* Directions *
The reply should consist of the full listing, written out exactly.

* Provided entries *
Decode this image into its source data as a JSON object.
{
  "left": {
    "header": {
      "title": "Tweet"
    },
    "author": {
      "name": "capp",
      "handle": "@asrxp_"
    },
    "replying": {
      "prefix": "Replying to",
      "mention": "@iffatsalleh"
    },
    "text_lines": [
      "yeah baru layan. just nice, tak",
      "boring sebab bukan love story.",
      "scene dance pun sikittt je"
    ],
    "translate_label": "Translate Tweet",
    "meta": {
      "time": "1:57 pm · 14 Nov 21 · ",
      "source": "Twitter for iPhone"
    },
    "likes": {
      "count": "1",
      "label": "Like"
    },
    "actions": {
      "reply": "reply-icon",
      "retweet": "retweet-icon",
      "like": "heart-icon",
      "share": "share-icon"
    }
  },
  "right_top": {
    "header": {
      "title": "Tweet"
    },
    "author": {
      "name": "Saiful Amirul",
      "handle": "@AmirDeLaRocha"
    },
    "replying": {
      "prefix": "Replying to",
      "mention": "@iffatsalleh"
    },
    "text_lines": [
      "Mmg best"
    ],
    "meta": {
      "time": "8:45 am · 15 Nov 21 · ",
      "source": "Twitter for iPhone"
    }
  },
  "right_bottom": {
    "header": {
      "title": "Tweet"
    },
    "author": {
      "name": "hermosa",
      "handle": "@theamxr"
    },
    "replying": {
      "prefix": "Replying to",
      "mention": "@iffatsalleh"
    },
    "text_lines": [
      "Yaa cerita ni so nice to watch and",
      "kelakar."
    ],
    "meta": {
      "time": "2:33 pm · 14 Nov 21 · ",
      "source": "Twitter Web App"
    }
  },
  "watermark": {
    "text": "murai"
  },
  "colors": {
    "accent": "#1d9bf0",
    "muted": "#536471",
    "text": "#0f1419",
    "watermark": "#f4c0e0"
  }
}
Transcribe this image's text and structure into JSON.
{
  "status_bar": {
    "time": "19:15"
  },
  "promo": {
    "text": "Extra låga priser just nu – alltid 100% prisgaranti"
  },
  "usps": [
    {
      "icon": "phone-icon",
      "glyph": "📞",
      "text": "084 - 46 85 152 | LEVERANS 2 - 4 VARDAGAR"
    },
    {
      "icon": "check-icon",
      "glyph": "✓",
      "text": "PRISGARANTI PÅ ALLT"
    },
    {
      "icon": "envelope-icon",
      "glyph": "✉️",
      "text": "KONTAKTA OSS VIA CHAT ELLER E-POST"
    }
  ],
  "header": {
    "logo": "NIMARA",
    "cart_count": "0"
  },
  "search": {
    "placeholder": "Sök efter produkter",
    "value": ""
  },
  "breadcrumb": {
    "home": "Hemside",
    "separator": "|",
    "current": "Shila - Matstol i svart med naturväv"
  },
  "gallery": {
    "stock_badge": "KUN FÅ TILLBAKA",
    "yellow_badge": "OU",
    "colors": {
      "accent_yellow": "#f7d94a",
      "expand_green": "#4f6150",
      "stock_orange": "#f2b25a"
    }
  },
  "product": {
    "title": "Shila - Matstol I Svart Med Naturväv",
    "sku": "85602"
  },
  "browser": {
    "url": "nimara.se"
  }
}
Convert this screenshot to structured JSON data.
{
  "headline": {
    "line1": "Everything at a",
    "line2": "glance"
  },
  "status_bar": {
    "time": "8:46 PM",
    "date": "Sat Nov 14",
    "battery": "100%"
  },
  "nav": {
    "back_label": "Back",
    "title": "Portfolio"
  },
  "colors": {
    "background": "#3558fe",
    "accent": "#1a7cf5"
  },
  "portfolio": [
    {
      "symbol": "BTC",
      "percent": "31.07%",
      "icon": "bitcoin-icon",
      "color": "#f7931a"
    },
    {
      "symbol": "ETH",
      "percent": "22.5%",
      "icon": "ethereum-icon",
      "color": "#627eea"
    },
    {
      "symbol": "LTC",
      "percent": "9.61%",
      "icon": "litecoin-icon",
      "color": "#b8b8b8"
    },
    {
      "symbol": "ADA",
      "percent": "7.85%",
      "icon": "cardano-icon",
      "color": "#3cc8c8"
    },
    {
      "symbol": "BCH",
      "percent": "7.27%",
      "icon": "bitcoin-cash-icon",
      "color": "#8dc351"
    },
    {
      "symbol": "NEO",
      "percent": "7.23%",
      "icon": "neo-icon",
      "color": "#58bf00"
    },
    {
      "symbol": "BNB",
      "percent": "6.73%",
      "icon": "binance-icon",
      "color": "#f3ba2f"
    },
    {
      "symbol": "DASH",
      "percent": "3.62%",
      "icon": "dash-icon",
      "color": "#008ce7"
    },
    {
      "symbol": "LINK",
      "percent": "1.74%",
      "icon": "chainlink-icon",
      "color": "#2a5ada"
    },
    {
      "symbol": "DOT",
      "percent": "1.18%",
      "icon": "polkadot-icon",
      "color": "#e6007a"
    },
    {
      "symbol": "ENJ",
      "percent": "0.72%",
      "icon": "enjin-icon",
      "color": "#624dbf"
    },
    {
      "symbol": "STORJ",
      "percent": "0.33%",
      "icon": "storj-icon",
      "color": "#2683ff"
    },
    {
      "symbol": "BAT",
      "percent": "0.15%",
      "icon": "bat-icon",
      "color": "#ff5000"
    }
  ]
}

* Solution to this exercise *
Decode this image into its source data as a JSON object.
{
  "left": {
    "header": {
      "title": "Tweet"
    },
    "author": {
      "name": "capp",
      "handle": "@asrxp_"
    },
    "replying": {
      "prefix": "Replying to",
      "mention": "@iffatsalleh"
    },
    "text_lines": [
      "yeah baru layan. just nice, tak",
      "boring sebab bukan love story.",
      "scene dance pun sikittt je"
    ],
    "translate_label": "Translate Tweet",
    "meta": {
      "time": "1:57 pm · 14 Nov 21 · ",
      "source": "Twitter for iPhone"
    },
    "likes": {
      "count": "1",
      "label": "Like"
    },
    "actions": {
      "reply": "reply-icon",
      "retweet": "retweet-icon",
      "like": "heart-icon",
      "share": "share-icon"
    }
  },
  "right_top": {
    "header": {
      "title": "Tweet"
    },
    "author": {
      "name": "Saiful Amirul",
      "handle": "@AmirDeLaRocha"
    },
    "replying": {
      "prefix": "Replying to",
      "mention": "@iffatsalleh"
    },
    "text_lines": [
      "Mmg best"
    ],
    "meta": {
      "time": "8:45 am · 15 Nov 21 · ",
      "source": "Twitter for iPhone"
    }
  },
  "right_bottom": {
    "header": {
      "title": "Tweet"
    },
    "author": {
      "name": "hermosa",
      "handle": "@theamxr"
    },
    "replying": {
      "prefix": "Replying to",
      "mention": "@iffatsalleh"
    },
    "text_lines": [
      "Yaa cerita ni so nice to watch and",
      "kelakar."
    ],
    "meta": {
      "time": "2:33 pm · 14 Nov 21 · ",
      "source": "Twitter Web App"
    }
  },
  "watermark": {
    "text": "murai"
  },
  "colors": {
    "accent": "#1d9bf0",
    "muted": "#536471",
    "text": "#0f1419",
    "watermark": "#f4c0e0"
  }
}
Transcribe this image's text and structure into JSON.
{
  "status_bar": {
    "time": "19:15"
  },
  "promo": {
    "text": "Extra låga priser just nu – alltid 100% prisgaranti"
  },
  "usps": [
    {
      "icon": "phone-icon",
      "glyph": "📞",
      "text": "084 - 46 85 152 | LEVERANS 2 - 4 VARDAGAR"
    },
    {
      "icon": "check-icon",
      "glyph": "✓",
      "text": "PRISGARANTI PÅ ALLT"
    },
    {
      "icon": "envelope-icon",
      "glyph": "✉️",
      "text": "KONTAKTA OSS VIA CHAT ELLER E-POST"
    }
  ],
  "header": {
    "logo": "NIMARA",
    "cart_count": "0"
  },
  "search": {
    "placeholder": "Sök efter produkter",
    "value": ""
  },
  "breadcrumb": {
    "home": "Hemside",
    "separator": "|",
    "current": "Shila - Matstol i svart med naturväv"
  },
  "gallery": {
    "stock_badge": "KUN FÅ TILLBAKA",
    "yellow_badge": "OU",
    "colors": {
      "accent_yellow": "#f7d94a",
      "expand_green": "#4f6150",
      "stock_orange": "#f2b25a"
    }
  },
  "product": {
    "title": "Shila - Matstol I Svart Med Naturväv",
    "sku": "85602"
  },
  "browser": {
    "url": "nimara.se"
  }
}
Convert this screenshot to structured JSON data.
{
  "headline": {
    "line1": "Everything at a",
    "line2": "glance"
  },
  "status_bar": {
    "time": "8:46 PM",
    "date": "Sat Nov 14",
    "battery": "100%"
  },
  "nav": {
    "back_label": "Back",
    "title": "Portfolio"
  },
  "colors": {
    "background": "#3558fe",
    "accent": "#1a7cf5"
  },
  "portfolio": [
    {
      "symbol": "BTC",
      "percent": "31.07%",
      "icon": "bitcoin-icon",
      "color": "#f7931a"
    },
    {
      "symbol": "ETH",
      "percent": "22.5%",
      "icon": "ethereum-icon",
      "color": "#627eea"
    },
    {
      "symbol": "LTC",
      "percent": "9.61%",
      "icon": "litecoin-icon",
      "color": "#b8b8b8"
    },
    {
      "symbol": "ADA",
      "percent": "7.85%",
      "icon": "cardano-icon",
      "color": "#3cc8c8"
    },
    {
      "symbol": "BCH",
      "percent": "7.27%",
      "icon": "bitcoin-cash-icon",
      "color": "#8dc351"
    },
    {
      "symbol": "NEO",
      "percent": "7.23%",
      "icon": "neo-icon",
      "color": "#58bf00"
    },
    {
      "symbol": "BNB",
      "percent": "6.73%",
      "icon": "binance-icon",
      "color": "#f3ba2f"
    },
    {
      "symbol": "DASH",
      "percent": "3.62%",
      "icon": "dash-icon",
      "color": "#008ce7"
    },
    {
      "symbol": "LINK",
      "percent": "1.74%",
      "icon": "chainlink-icon",
      "color": "#2a5ada"
    },
    {
      "symbol": "DOT",
      "percent": "1.18%",
      "icon": "polkadot-icon",
      "color": "#e6007a"
    },
    {
      "symbol": "ENJ",
      "percent": "0.72%",
      "icon": "enjin-icon",
      "color": "#624dbf"
    },
    {
      "symbol": "STORJ",
      "percent": "0.33%",
      "icon": "storj-icon",
      "color": "#2683ff"
    },
    {
      "symbol": "BAT",
      "percent": "0.15%",
      "icon": "bat-icon",
      "color": "#ff5000"
    }
  ]
}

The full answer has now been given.